▶ **Exercise details**
A single number is all that's needed: how many lines in the data contain the string "icon".

Entries from a dataset of interfaces:

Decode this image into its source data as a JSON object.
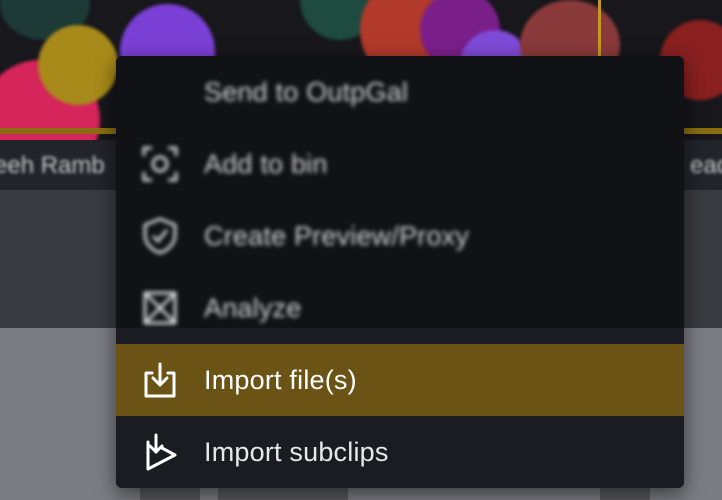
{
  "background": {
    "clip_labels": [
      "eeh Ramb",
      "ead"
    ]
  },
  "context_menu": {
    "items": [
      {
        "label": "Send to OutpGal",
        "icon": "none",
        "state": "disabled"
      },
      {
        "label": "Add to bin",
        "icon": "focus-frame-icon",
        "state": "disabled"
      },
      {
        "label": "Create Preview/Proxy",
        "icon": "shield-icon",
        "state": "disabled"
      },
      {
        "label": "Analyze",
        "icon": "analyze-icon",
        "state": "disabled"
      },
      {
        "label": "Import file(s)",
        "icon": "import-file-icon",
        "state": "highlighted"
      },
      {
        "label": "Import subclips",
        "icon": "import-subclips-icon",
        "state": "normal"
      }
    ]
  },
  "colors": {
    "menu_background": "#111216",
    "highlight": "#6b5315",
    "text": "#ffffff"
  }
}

▶ **Answer to this task**
6